Astonishingly, after being convicted of the vicious rape and attempted murder of an 8-year old, making the FBI’s ten most wanted list, absconding, being sent to prison, being released, then getting packed off to prison again for abducting a 13-year old girl, Alcala landed a job at the Los Angeles Times. The newspaper is being quite circumspect on the whole serial killer recruitment snafu thing, but it was reported in L.A. Weekly.
You might think a whole building full of investigative reporters would have betrayed a little curiosity when a two-time convicted child rapist started flashing home-made child porn around their water cooler, particularly considering the fact that he was also under investigation for the Hillside Strangler killings at the same time.
You’d think so, but you would be wrong.
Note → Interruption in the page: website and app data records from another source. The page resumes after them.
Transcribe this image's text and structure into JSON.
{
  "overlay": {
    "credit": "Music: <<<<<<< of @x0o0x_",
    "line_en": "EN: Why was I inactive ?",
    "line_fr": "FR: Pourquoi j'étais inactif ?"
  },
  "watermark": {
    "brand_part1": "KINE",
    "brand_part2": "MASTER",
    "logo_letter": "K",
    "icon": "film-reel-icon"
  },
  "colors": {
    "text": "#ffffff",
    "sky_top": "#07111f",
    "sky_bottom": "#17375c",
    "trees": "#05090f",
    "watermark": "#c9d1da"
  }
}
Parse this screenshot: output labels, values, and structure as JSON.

From the L.A. Weekly:
Even as the L.A. Times was publishing sensational articles in the late 1970s about the mysterious Hillside Strangler, who terrorized much of L.A. at that time, Alcala, who worked typesetting articles for that paper, was being questioned by the LAPD in relation to those very murders. In an interview with the [L.A.] Weekly, Alcala’s former Times colleague Sharon Gonzalez remembers: “He would talk about going to parties in Hollywood. It seemed like he knew famous people. He kept his body in great shape. He was very open about his sexuality. It was all new to me.” He brought his photography portfolio to show his Times workmates, she says, and the photos were “of young girls. I thought it was weird, but I was young, I didn’t know anything. When I asked why he took the photos, he said their moms asked him to. I remember the girls were naked.”
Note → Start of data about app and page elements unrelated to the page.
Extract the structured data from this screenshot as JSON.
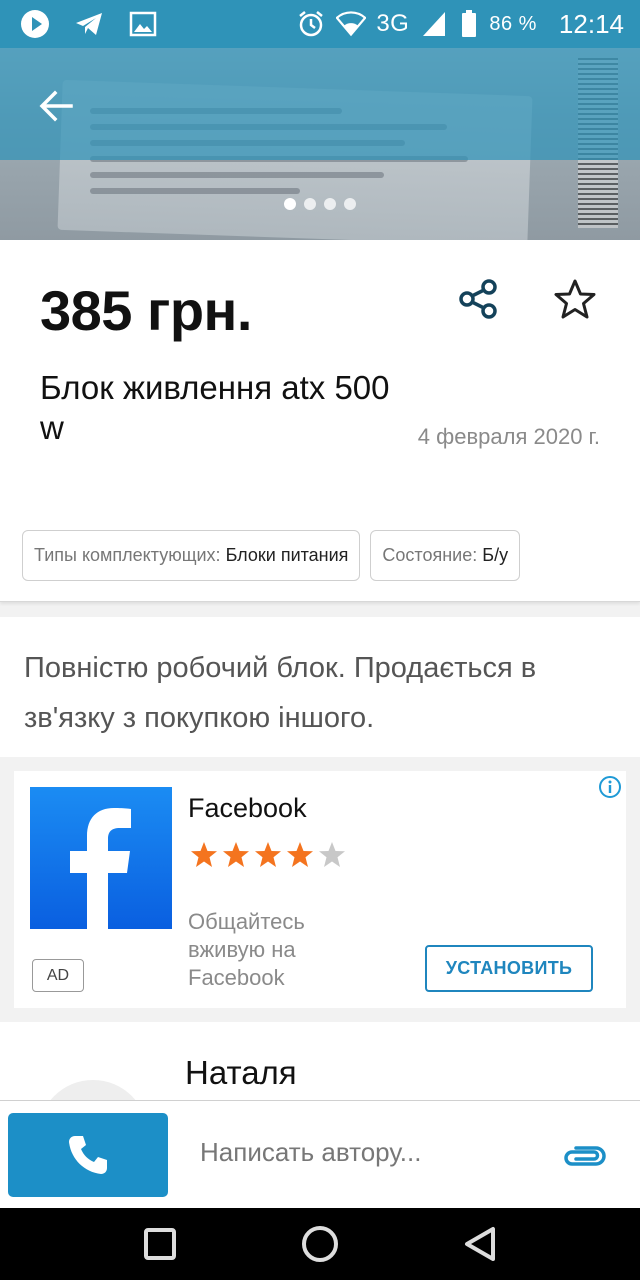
{
  "status_bar": {
    "network": "3G",
    "battery": "86 %",
    "time": "12:14",
    "icons": [
      "play-icon",
      "telegram-icon",
      "image-icon",
      "alarm-icon",
      "wifi-icon",
      "signal-icon",
      "battery-icon"
    ]
  },
  "colors": {
    "brand": "#2f93b8",
    "accent": "#1c8fc7",
    "star_active": "#f4741f",
    "star_inactive": "#c8c8c8"
  },
  "listing": {
    "price": "385 грн.",
    "title": "Блок живлення atx 500 w",
    "date": "4 февраля 2020 г.",
    "gallery_count": 4,
    "gallery_active": 1,
    "params": [
      {
        "key": "Типы комплектующих:",
        "value": "Блоки питания"
      },
      {
        "key": "Состояние:",
        "value": "Б/у"
      }
    ],
    "description": "Повністю робочий блок. Продається в зв'язку з покупкою іншого."
  },
  "ad": {
    "title": "Facebook",
    "rating": 4,
    "rating_max": 5,
    "text": "Общайтесь вживую на Facebook",
    "badge": "AD",
    "cta": "УСТАНОВИТЬ"
  },
  "seller": {
    "name": "Наталя"
  },
  "bottom_bar": {
    "message_placeholder": "Написать автору..."
  }
}
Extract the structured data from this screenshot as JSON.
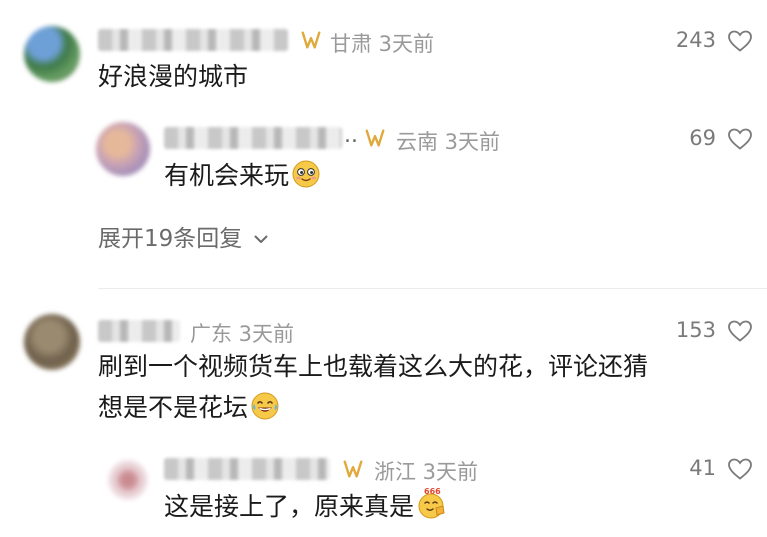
{
  "comments": [
    {
      "region": "甘肃 3天前",
      "likes": "243",
      "text": "好浪漫的城市",
      "reply": {
        "name_suffix": "..",
        "region": "云南 3天前",
        "likes": "69",
        "text": "有机会来玩"
      },
      "expand_label": "展开19条回复"
    },
    {
      "region": "广东 3天前",
      "likes": "153",
      "text_line1": "刷到一个视频货车上也载着这么大的花，评论还猜",
      "text_line2": "想是不是花坛",
      "reply": {
        "region": "浙江 3天前",
        "likes": "41",
        "text": "这是接上了，原来真是"
      }
    }
  ],
  "icons": {
    "heart": "heart-outline-icon",
    "badge": "gold-fan-badge-icon",
    "emoji_1": "smile-emoji-icon",
    "emoji_2": "laugh-cry-emoji-icon",
    "emoji_3": "666-thumbs-emoji-icon",
    "chevron": "chevron-down-icon"
  },
  "colors": {
    "badge": "#e0a93b",
    "meta": "#9a9a9a",
    "text": "#1b1b1b"
  }
}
You don’t want to seem like you’re judging the man.
Gonzalez adds that she wasn’t “smart enough or mature enough to know” that she was looking at child porn. Yet incredibly, she describes how L.A. Times‘ management in the 1970s had a golden opportunity to turn Alcala in, but did nothing: “There were other people in the department who were in their 40s and 50s. The [Times] supervisor at the time — she saw it.” Instead, the reaction at the newspaper was, “We thought he was a little different. Strange about sex.”
Which L.A. Times managers knew about Alcala’s record? His impromptu workplace polaroid shows? Good for Gonzalez for coming forward: does anyone else have a conscience? Considering the paper’s current editorial stance opposing sentencing enhancements and measures to monitor sex offenders, it would be illuminating to know if any current editorial board members were among those who knew him back then.
Of course, doing nothing to stop child rape was in at the time.
It is actually hard to believe that Alcala was given a job at the Times despite his heinous record. Was he given the job because of it? There is no way they couldn’t know about his past: he was a registered sex offender, had made a daring escape and had been, you know, in the papers. Were journalists actually so besotted with ideas about the illegitimacy of incarceration that they bought the idea that he had been . . . rehabilitated?
Had Maileresque outlaw mentality really eroded such giant chunks of the ethical hive?
Alcala studied film-making under Roman Polanski, too. I wonder what other passions they shared.
Hollywood pedophiles, media crusaders, rapist-loving parole boards, lenient judges, hip defense attorneys, art-world glitterati, The Dating Game (also post-child rape): this guy was the Forrest Gump of sexual torturers.
The most painfully comprehensive coverage of the Alcala saga is Christine Pelisek’s excellent series of articles in L.A.Weekly. Read them and weep:
Tomorrow: Rodney Alcala’s Criminal Appeals